            Whilst this approach has its appeal the modern angler tends to fish in a lazier yet perhaps more effective way. My good friend Kevin Legge has fished North Devon’s surf beaches for several decades and I always enjoy a session with Kev whose confidence and experience always inspires. Kevin’s approach is in some ways similar to that of the modern carp angler anchoring baits far out in the surf relying upon the large sharp hooks to self-hook the fish against the breakaway lead.

            A brisk westerly breeze was blowing when we arrived at the beach to coincide with a rising tide and the onset of night. A moderate surf was pushing in and at times it surged up the sand making fishing a little difficult. Kev doesn’t relish a surging push like this as it seldom results in good catches. But persistence can pay off in fishing and with a bait in the water you never know what is lurking out in the dark.

            We fished fifty yards or so apart each anchoring two baits out in the surf. I had elected to use joey mackerel on each rod casting out as far as I could and then walking back as the tide flooded until depleting line on the reel forced a recast.

            After a couple of hours Kev wandered over with a smoothound estimated at 8lb and tempted on a squid bait. Apart from this the baits had been untouched throughout.

            The brisk breeze drove spells of rain and drizzle into the beach and I pulled up my hood whilst I watched the rod tips for signs of life. The distant lights of seaside towns and villages flickered from across the bay and ships lights shone from out on the sea. Standing alone on the sands was liberating immersed in the natural world. Bright eyes shone in the headlights beam as a fox approached. Ever resourceful they have learnt that anglers bring bait that makes a tasty meal. For this reason, a tough bait box is essential to repel their efforts to steal from the bags left away from the incoming tide.

            As I removed old bait from the hooks the fox showed little fear and came right up to me despite my initial efforts to drive it away. The fox was certainly persistent and at times sat patiently behind me on the wet sand like a dog waiting for his meal. Eventually I warmed to my companion and allowed him to take the discarded bait each time I reeled in to refresh.

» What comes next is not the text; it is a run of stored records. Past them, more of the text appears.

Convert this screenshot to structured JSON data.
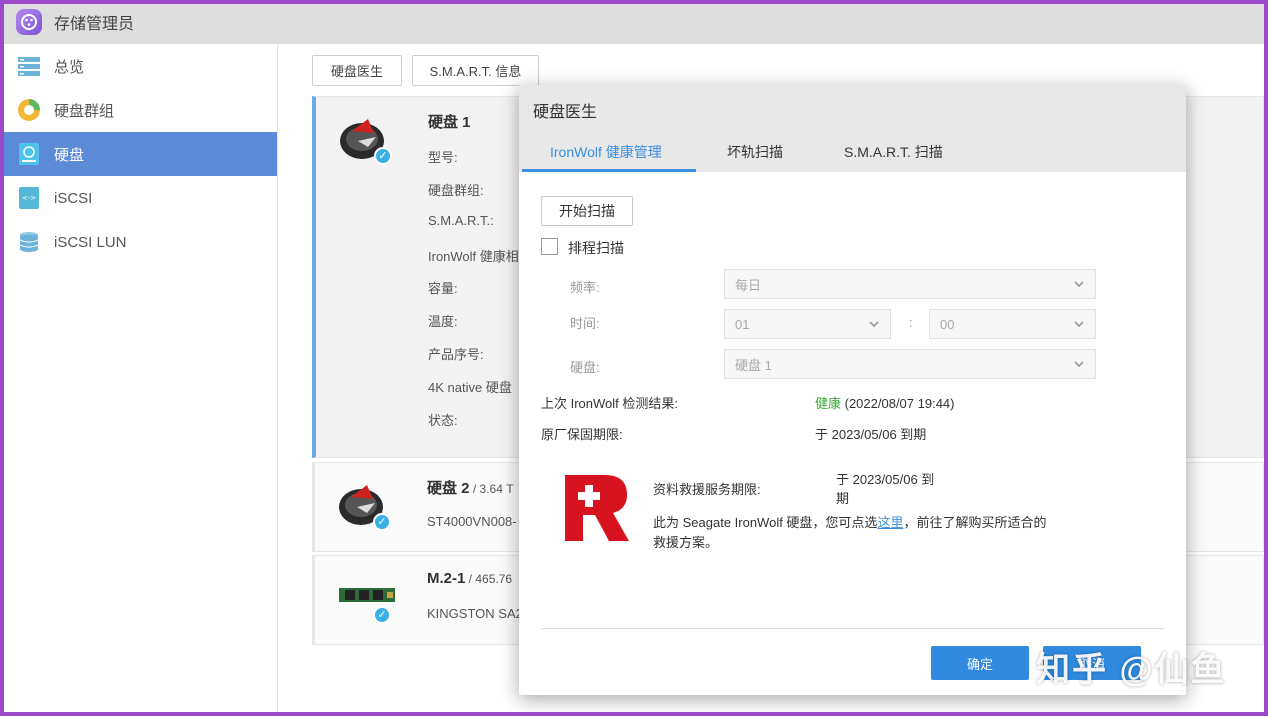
{
  "app": {
    "title": "存储管理员"
  },
  "sidebar": {
    "items": [
      {
        "label": "总览",
        "icon": "overview-icon"
      },
      {
        "label": "硬盘群组",
        "icon": "disk-group-icon"
      },
      {
        "label": "硬盘",
        "icon": "disk-icon",
        "active": true
      },
      {
        "label": "iSCSI",
        "icon": "iscsi-icon"
      },
      {
        "label": "iSCSI LUN",
        "icon": "iscsi-lun-icon"
      }
    ]
  },
  "toolbar": {
    "disk_doctor": "硬盘医生",
    "smart_info": "S.M.A.R.T. 信息"
  },
  "disks": [
    {
      "title": "硬盘 1",
      "fields": [
        "型号:",
        "硬盘群组:",
        "S.M.A.R.T.:",
        "IronWolf 健康相",
        "容量:",
        "温度:",
        "产品序号:",
        "4K native 硬盘",
        "状态:"
      ]
    },
    {
      "title": "硬盘 2",
      "size": " / 3.64 T",
      "model": "ST4000VN008-"
    },
    {
      "title": "M.2-1",
      "size": " / 465.76",
      "model": "KINGSTON SA2"
    }
  ],
  "dialog": {
    "title": "硬盘医生",
    "tabs": [
      "IronWolf 健康管理",
      "坏轨扫描",
      "S.M.A.R.T. 扫描"
    ],
    "start_scan": "开始扫描",
    "schedule_label": "排程扫描",
    "frequency_label": "频率:",
    "frequency_value": "每日",
    "time_label": "时间:",
    "hour_value": "01",
    "time_sep": ":",
    "minute_value": "00",
    "disk_label": "硬盘:",
    "disk_value": "硬盘 1",
    "last_result_label": "上次 IronWolf 检测结果:",
    "last_result_status": "健康",
    "last_result_date": " (2022/08/07 19:44)",
    "warranty_label": "原厂保固期限:",
    "warranty_value": "于 2023/05/06 到期",
    "rescue_label": "资料救援服务期限:",
    "rescue_value_line1": "于 2023/05/06 到",
    "rescue_value_line2": "期",
    "rescue_desc_pre": "此为 Seagate IronWolf 硬盘，您可点选",
    "rescue_desc_link": "这里",
    "rescue_desc_post": "，前往了解购买所适合的",
    "rescue_desc_line2": "救援方案。",
    "ok": "确定",
    "cancel": "取消"
  },
  "watermark": "知乎 @仙鱼",
  "colors": {
    "accent": "#2f8ae0",
    "sidebar_active": "#5b8ad6",
    "healthy": "#3aa83a",
    "frame": "#9a49c8"
  }
}
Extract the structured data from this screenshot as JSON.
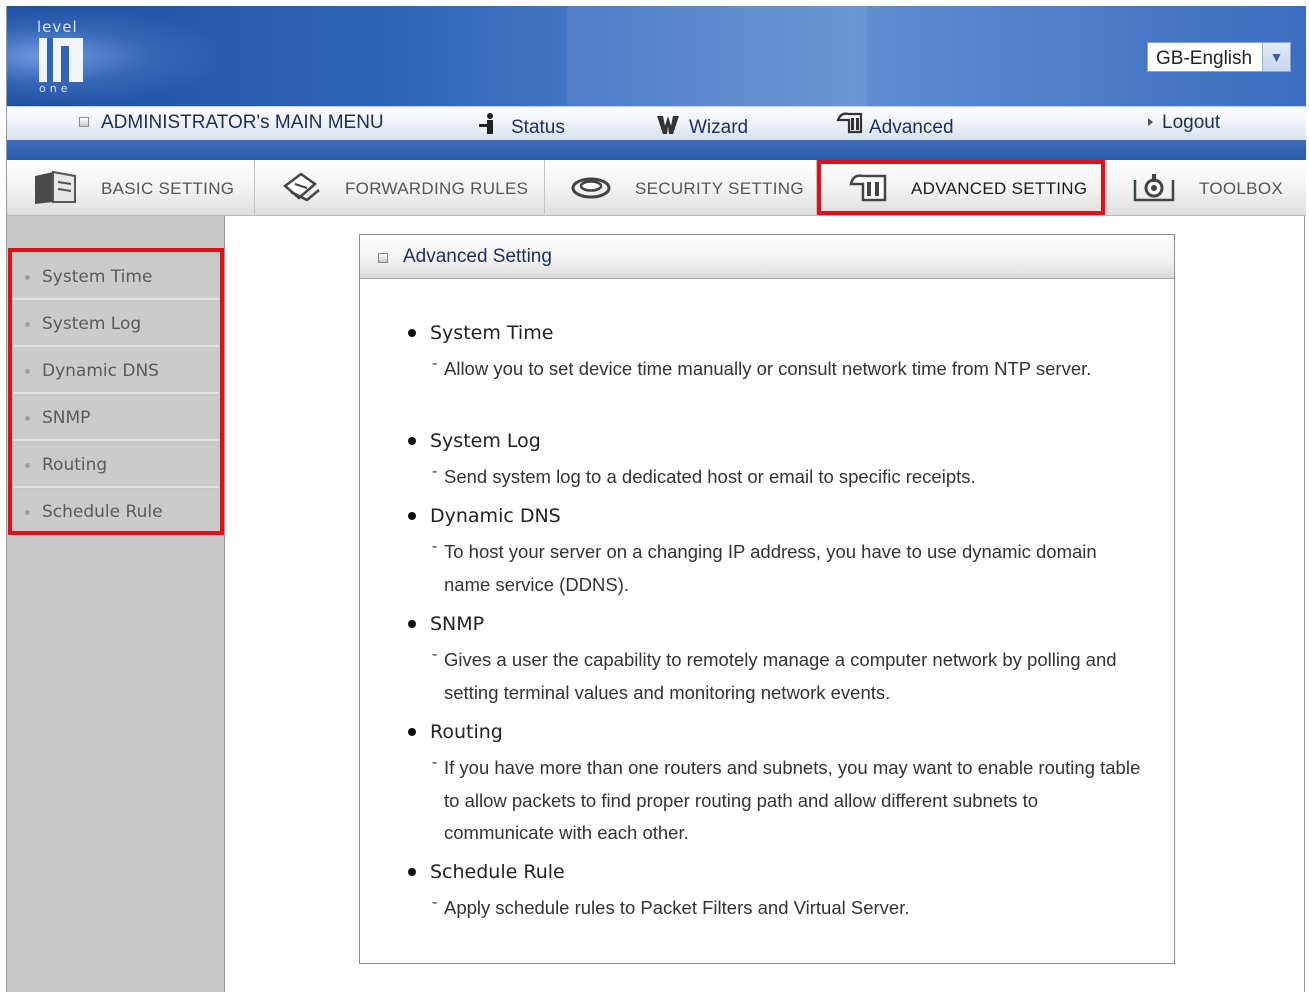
{
  "header": {
    "logo_top": "level",
    "logo_bottom": "one",
    "language": "GB-English"
  },
  "main_menu": {
    "admin_label": "ADMINISTRATOR's MAIN MENU",
    "status": "Status",
    "wizard": "Wizard",
    "advanced": "Advanced",
    "logout": "Logout"
  },
  "tabs": [
    {
      "label": "BASIC SETTING"
    },
    {
      "label": "FORWARDING RULES"
    },
    {
      "label": "SECURITY SETTING"
    },
    {
      "label": "ADVANCED SETTING"
    },
    {
      "label": "TOOLBOX"
    }
  ],
  "sidebar": {
    "items": [
      {
        "label": "System Time"
      },
      {
        "label": "System Log"
      },
      {
        "label": "Dynamic DNS"
      },
      {
        "label": "SNMP"
      },
      {
        "label": "Routing"
      },
      {
        "label": "Schedule Rule"
      }
    ]
  },
  "panel": {
    "title": "Advanced Setting",
    "entries": [
      {
        "title": "System Time",
        "desc": "Allow you to set device time manually or consult network time from NTP server."
      },
      {
        "title": "System Log",
        "desc": "Send system log to a dedicated host or email to specific receipts."
      },
      {
        "title": "Dynamic DNS",
        "desc": "To host your server on a changing IP address, you have to use dynamic domain name service (DDNS)."
      },
      {
        "title": "SNMP",
        "desc": "Gives a user the capability to remotely manage a computer network by polling and setting terminal values and monitoring network events."
      },
      {
        "title": "Routing",
        "desc": "If you have more than one routers and subnets, you may want to enable routing table to allow packets to find proper routing path and allow different subnets to communicate with each other."
      },
      {
        "title": "Schedule Rule",
        "desc": "Apply schedule rules to Packet Filters and Virtual Server."
      }
    ]
  },
  "colors": {
    "header_blue": "#2f64b8",
    "highlight_red": "#e0101a",
    "sidebar_gray": "#c9c9c9"
  }
}
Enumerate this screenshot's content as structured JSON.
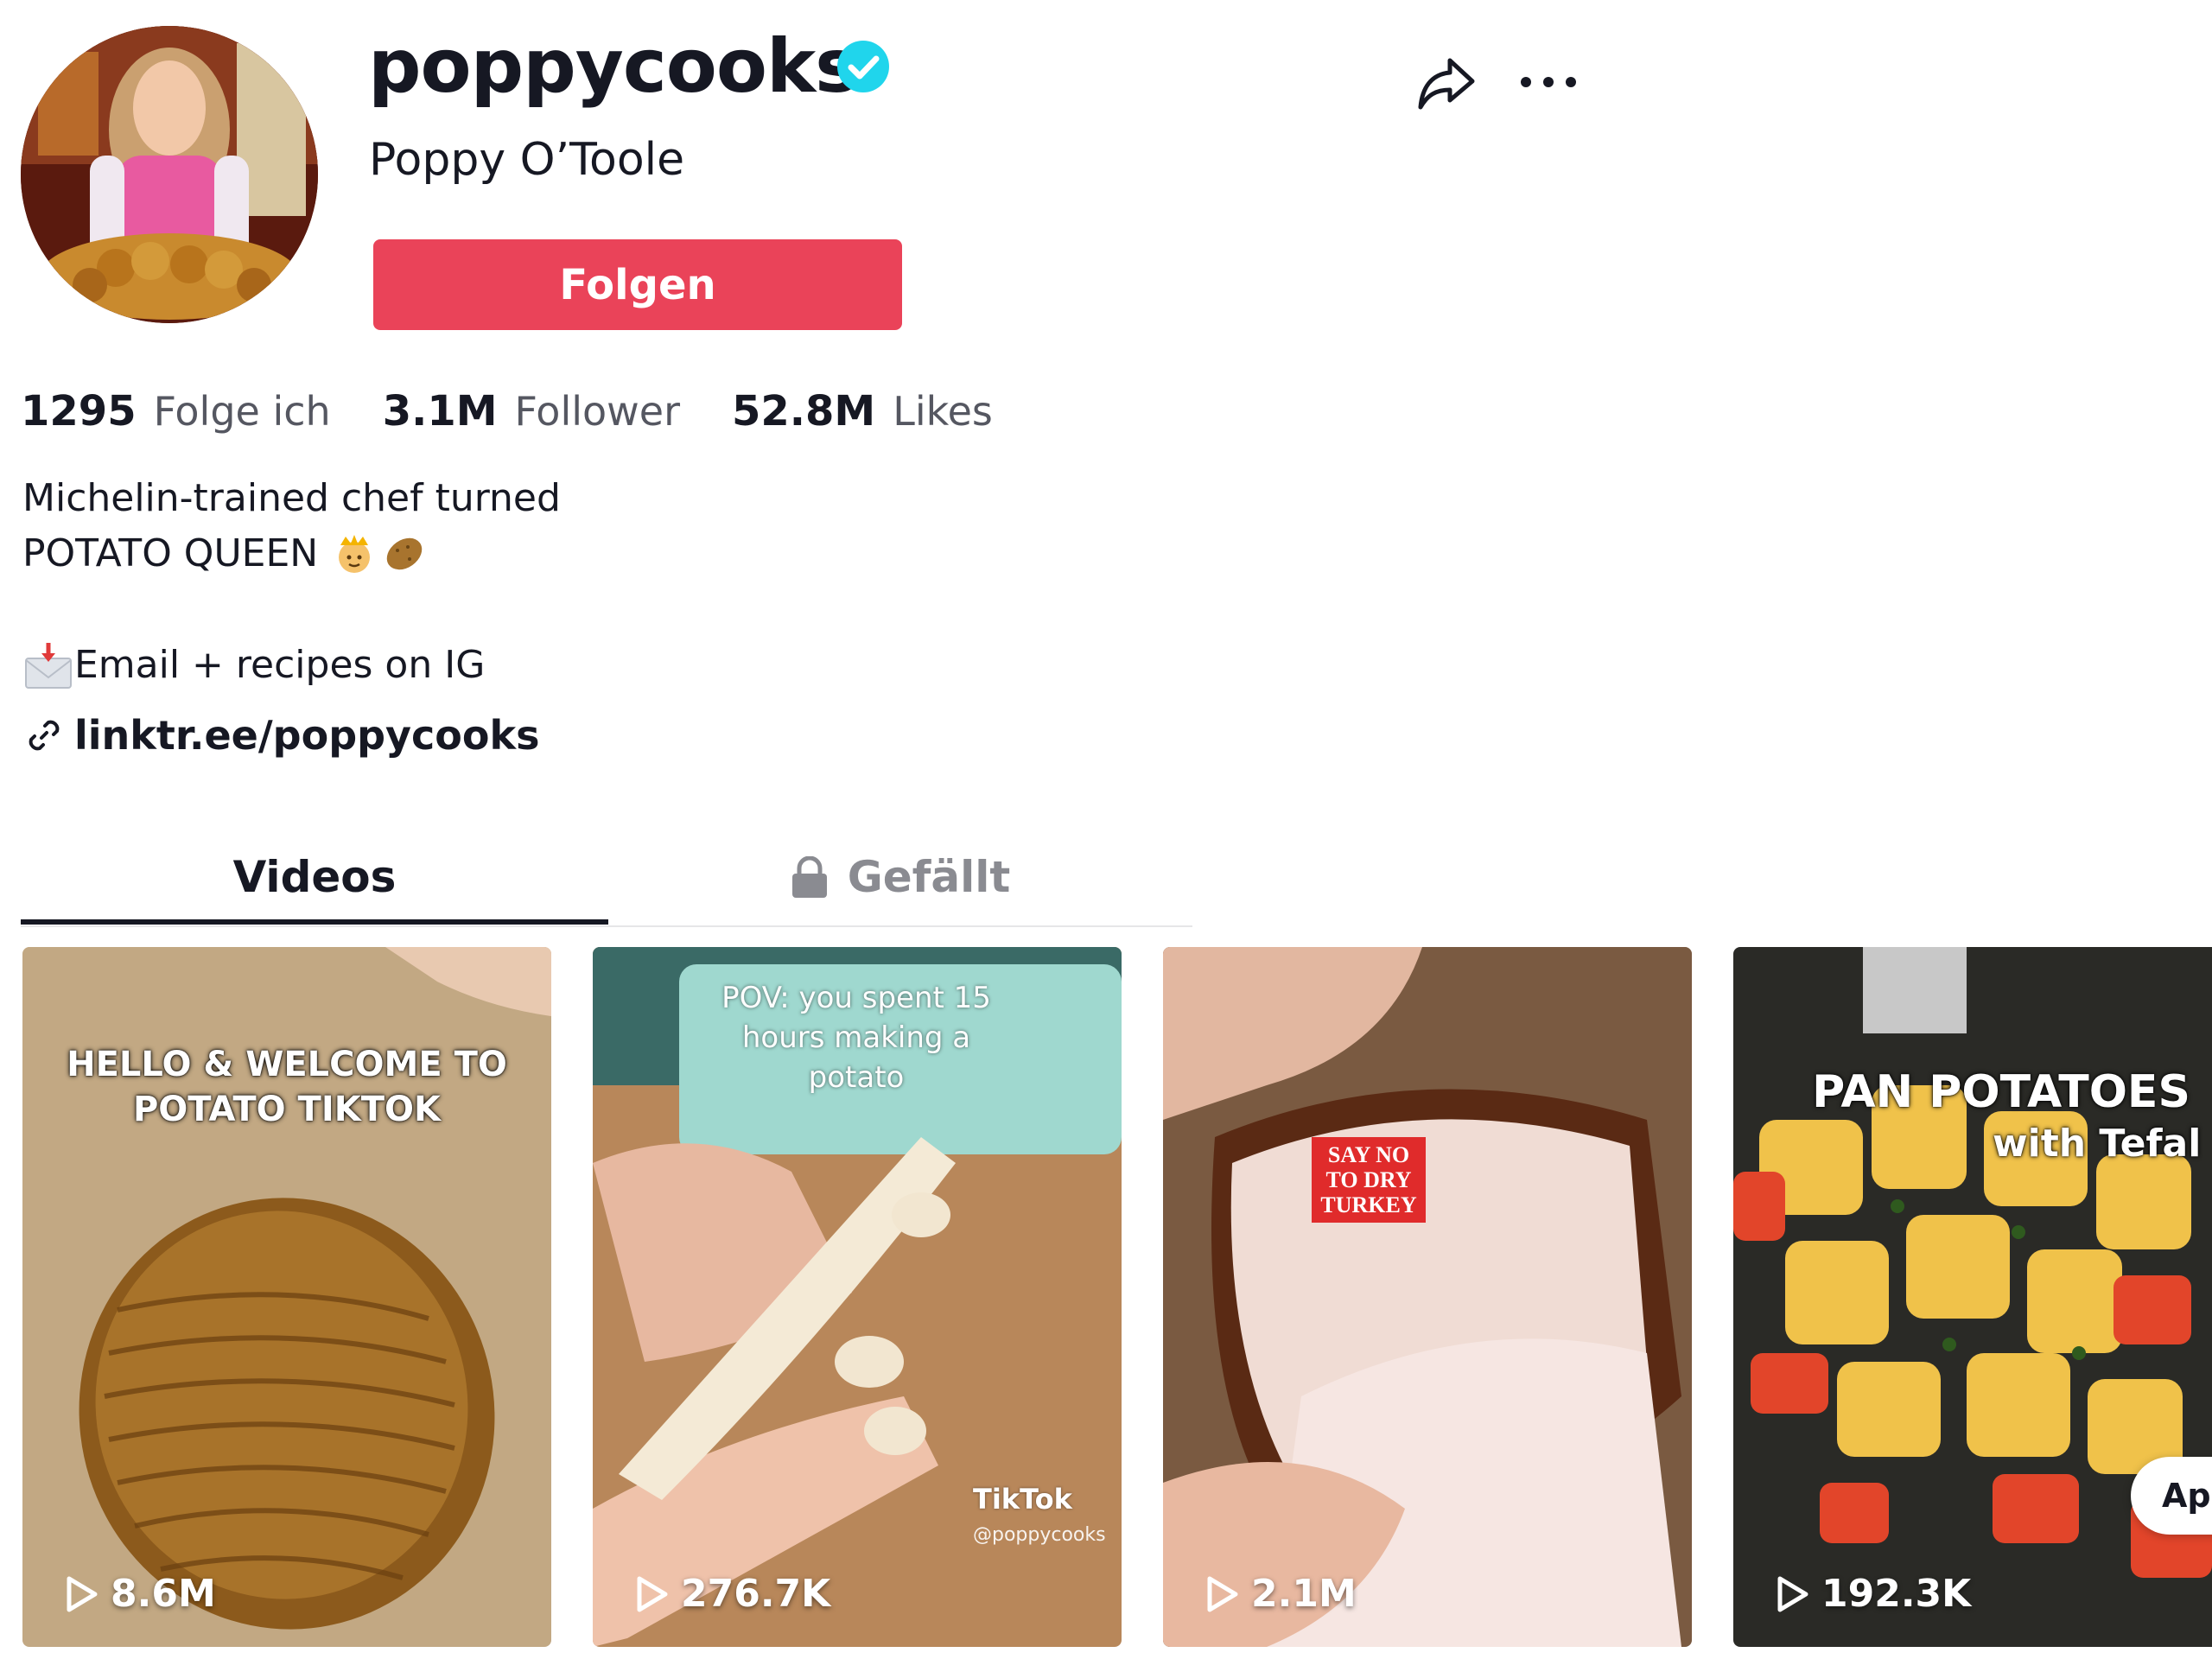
{
  "profile": {
    "username": "poppycooks",
    "nickname": "Poppy O’Toole",
    "follow_label": "Folgen"
  },
  "stats": [
    {
      "value": "1295",
      "label": "Folge ich"
    },
    {
      "value": "3.1M",
      "label": "Follower"
    },
    {
      "value": "52.8M",
      "label": "Likes"
    }
  ],
  "bio": {
    "line1": "Michelin-trained chef turned",
    "line2": "POTATO QUEEN",
    "line3": "Email + recipes on IG",
    "link": "linktr.ee/poppycooks"
  },
  "tabs": [
    {
      "label": "Videos",
      "active": true
    },
    {
      "label": "Gefällt",
      "active": false,
      "icon": "lock-icon"
    }
  ],
  "videos": [
    {
      "views": "8.6M",
      "caption": "HELLO & WELCOME TO POTATO TIKTOK"
    },
    {
      "views": "276.7K",
      "caption": "POV: you spent 15 hours making a potato",
      "watermark": "TikTok",
      "handle": "@poppycooks"
    },
    {
      "views": "2.1M",
      "caption": "SAY NO TO DRY TURKEY"
    },
    {
      "views": "192.3K",
      "caption": "PAN POTATOES",
      "subcaption": "with Tefal"
    }
  ],
  "app_button": "Ap",
  "colors": {
    "accent": "#ea4359",
    "verified": "#20d5ec",
    "text": "#161823",
    "muted": "#555761"
  },
  "icons": [
    "verified-badge-icon",
    "share-icon",
    "more-icon",
    "link-icon",
    "lock-icon",
    "play-icon",
    "envelope-icon",
    "crown-emoji-icon",
    "potato-emoji-icon"
  ]
}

            The best time for bass is often close to high water which was at 01:40am. We decided to call time at around 1:30am and as I watched the rod tips intently a gentle nod of the tip caught my attention. I picked up the rod and felt a slight tug followed by a slight slacking of the line. Another slight tug followed and I suspected a dogfish. I raised the rod and began retrieving not sure if  anything was attached. A few lunges on the line as the tackle was brought into shallow water indicated that a fish was attached. A pleasing silver bass of around 3lb 8oz was dragged across the sand. I despatched the fish, descaled and gutted it as it was a perfect eating size. I return all bass I catch of over 6lb keeping the occasional fish for the table as it is one of my favourite eating fish.

            The larger bass are valuable breeding stock and their flesh is often riddled with worms that although harmless are not very appetising. The minimum size for bass is 42cm though I would return any  bass under 45cm. Anglers are permitted to take no more than two bass per day full guidance can be found at


As I packed away the tackle Kev walked over to show me the smallest ray he had ever caught. A tiny ray that sat in the palm of his hand that had fancied a whole mackerel.

            It had been an enjoyable session made memorable by a visit from a wild fox and by just being there as the tide flooded as we puzzled over the pages of natures never ending script.